### GIVEN RECORDS

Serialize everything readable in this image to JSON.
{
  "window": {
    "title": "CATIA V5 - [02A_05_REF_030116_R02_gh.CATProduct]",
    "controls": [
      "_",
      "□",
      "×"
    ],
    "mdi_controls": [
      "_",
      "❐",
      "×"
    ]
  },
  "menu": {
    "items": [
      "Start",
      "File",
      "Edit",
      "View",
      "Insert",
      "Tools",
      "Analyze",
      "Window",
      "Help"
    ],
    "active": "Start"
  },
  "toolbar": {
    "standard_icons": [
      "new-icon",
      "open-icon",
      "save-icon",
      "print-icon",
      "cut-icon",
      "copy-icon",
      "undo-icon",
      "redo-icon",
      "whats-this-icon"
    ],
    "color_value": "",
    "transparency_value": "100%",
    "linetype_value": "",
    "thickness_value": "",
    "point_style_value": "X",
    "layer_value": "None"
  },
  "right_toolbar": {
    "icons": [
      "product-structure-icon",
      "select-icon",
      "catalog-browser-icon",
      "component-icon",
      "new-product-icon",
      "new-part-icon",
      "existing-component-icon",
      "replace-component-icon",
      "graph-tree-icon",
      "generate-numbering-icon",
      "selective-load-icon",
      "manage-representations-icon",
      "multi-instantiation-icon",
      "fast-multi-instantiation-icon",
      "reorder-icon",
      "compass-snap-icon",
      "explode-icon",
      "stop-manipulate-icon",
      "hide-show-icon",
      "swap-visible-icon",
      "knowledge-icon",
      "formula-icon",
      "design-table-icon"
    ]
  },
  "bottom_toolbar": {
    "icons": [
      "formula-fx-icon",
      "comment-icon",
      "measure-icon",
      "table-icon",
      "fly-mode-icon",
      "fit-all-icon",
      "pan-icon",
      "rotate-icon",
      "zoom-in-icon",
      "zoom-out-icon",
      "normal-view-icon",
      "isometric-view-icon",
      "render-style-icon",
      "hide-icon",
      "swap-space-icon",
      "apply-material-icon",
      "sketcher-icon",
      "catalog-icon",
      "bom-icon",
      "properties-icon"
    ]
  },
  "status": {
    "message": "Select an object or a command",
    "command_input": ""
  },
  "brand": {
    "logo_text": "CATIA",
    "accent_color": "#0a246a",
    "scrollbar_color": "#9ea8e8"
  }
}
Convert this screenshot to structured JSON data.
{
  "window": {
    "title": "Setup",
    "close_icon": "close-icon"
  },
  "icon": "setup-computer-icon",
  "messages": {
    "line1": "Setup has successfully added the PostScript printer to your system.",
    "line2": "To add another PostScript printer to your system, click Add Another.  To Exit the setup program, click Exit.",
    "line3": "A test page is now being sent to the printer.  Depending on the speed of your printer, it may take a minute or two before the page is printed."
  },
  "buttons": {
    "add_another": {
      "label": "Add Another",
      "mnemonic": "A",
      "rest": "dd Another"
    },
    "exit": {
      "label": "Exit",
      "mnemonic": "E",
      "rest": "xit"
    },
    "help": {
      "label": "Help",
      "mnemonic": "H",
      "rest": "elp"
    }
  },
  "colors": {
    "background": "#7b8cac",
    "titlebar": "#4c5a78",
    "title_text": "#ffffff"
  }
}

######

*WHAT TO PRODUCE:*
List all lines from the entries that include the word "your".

*RESULT:*
    "line1": "Setup has successfully added the PostScript printer to your system.",
    "line2": "To add another PostScript printer to your system, click Add Another.  To Exit the setup program, click Exit.",
    "line3": "A test page is now being sent to the printer.  Depending on the speed of your printer, it may take a minute or two before the page is printed."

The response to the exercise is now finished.